Provided information Start Marker
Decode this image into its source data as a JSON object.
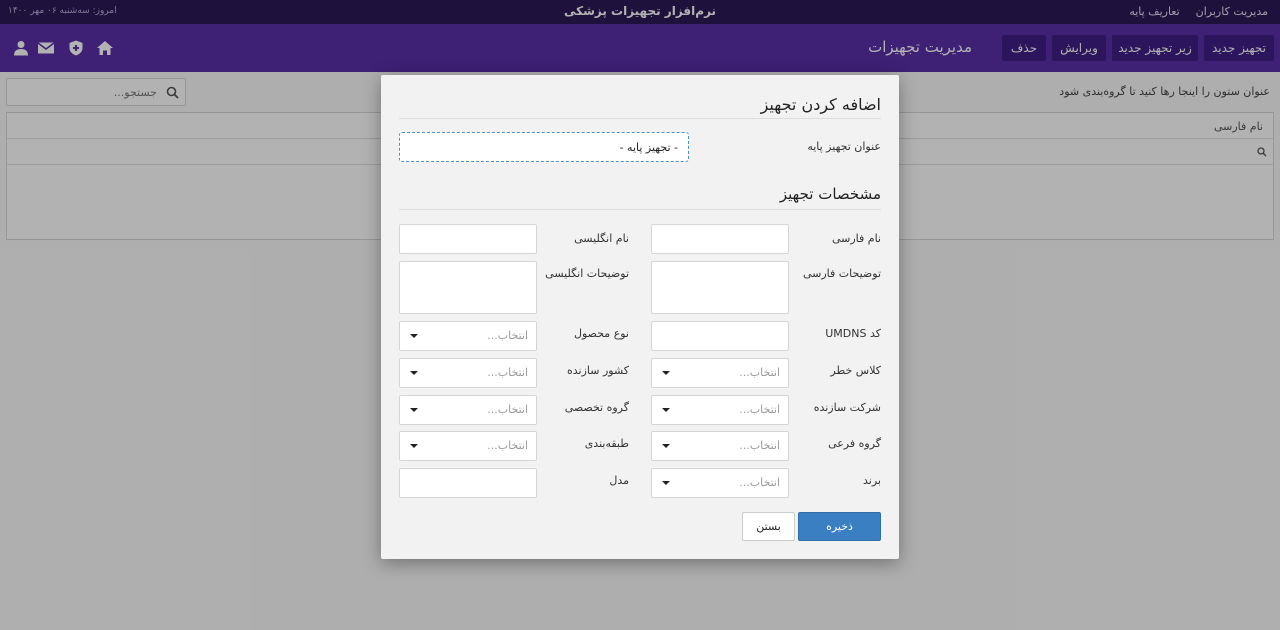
{
  "topbar": {
    "menu": [
      "مدیریت کاربران",
      "تعاریف پایه"
    ],
    "app_title": "نرم‌افزار تجهیزات پزشکی",
    "today": "امروز: سه‌شنبه ۰۶ مهر ۱۴۰۰"
  },
  "header": {
    "buttons": [
      "تجهیز جدید",
      "زیر تجهیز جدید",
      "ویرایش",
      "حذف"
    ],
    "page_title": "مدیریت تجهیزات",
    "icons": [
      "home-icon",
      "shield-icon",
      "mail-icon",
      "user-icon"
    ],
    "accent_color": "#5a2ea6",
    "top_color": "#2c1b58"
  },
  "grid": {
    "search_placeholder": "جستجو...",
    "group_hint": "عنوان ستون را اینجا رها کنید تا گروه‌بندی شود",
    "column": "نام فارسی"
  },
  "modal": {
    "title": "اضافه کردن تجهیز",
    "base_label": "عنوان تجهیز پایه",
    "base_value": "- تجهیز پایه -",
    "section_title": "مشخصات تجهیز",
    "select_placeholder": "انتخاب...",
    "fields": {
      "persian_name": "نام فارسی",
      "english_name": "نام انگلیسی",
      "persian_desc": "توضیحات فارسی",
      "english_desc": "توضیحات انگلیسی",
      "umdns": "کد UMDNS",
      "product_type": "نوع محصول",
      "risk_class": "کلاس خطر",
      "maker_country": "کشور سازنده",
      "maker_company": "شرکت سازنده",
      "specialty_group": "گروه تخصصی",
      "subgroup": "گروه فرعی",
      "classification": "طبقه‌بندی",
      "brand": "برند",
      "model": "مدل"
    },
    "save_label": "ذخیره",
    "close_label": "بستن",
    "save_color": "#3a7fc1"
  }
}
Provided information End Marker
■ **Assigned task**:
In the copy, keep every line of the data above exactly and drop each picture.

■ **Written answer**:
Decode this image into its source data as a JSON object.
{
  "topbar": {
    "menu": [
      "مدیریت کاربران",
      "تعاریف پایه"
    ],
    "app_title": "نرم‌افزار تجهیزات پزشکی",
    "today": "امروز: سه‌شنبه ۰۶ مهر ۱۴۰۰"
  },
  "header": {
    "buttons": [
      "تجهیز جدید",
      "زیر تجهیز جدید",
      "ویرایش",
      "حذف"
    ],
    "page_title": "مدیریت تجهیزات",
    "icons": [
      "home-icon",
      "shield-icon",
      "mail-icon",
      "user-icon"
    ],
    "accent_color": "#5a2ea6",
    "top_color": "#2c1b58"
  },
  "grid": {
    "search_placeholder": "جستجو...",
    "group_hint": "عنوان ستون را اینجا رها کنید تا گروه‌بندی شود",
    "column": "نام فارسی"
  },
  "modal": {
    "title": "اضافه کردن تجهیز",
    "base_label": "عنوان تجهیز پایه",
    "base_value": "- تجهیز پایه -",
    "section_title": "مشخصات تجهیز",
    "select_placeholder": "انتخاب...",
    "fields": {
      "persian_name": "نام فارسی",
      "english_name": "نام انگلیسی",
      "persian_desc": "توضیحات فارسی",
      "english_desc": "توضیحات انگلیسی",
      "umdns": "کد UMDNS",
      "product_type": "نوع محصول",
      "risk_class": "کلاس خطر",
      "maker_country": "کشور سازنده",
      "maker_company": "شرکت سازنده",
      "specialty_group": "گروه تخصصی",
      "subgroup": "گروه فرعی",
      "classification": "طبقه‌بندی",
      "brand": "برند",
      "model": "مدل"
    },
    "save_label": "ذخیره",
    "close_label": "بستن",
    "save_color": "#3a7fc1"
  }
}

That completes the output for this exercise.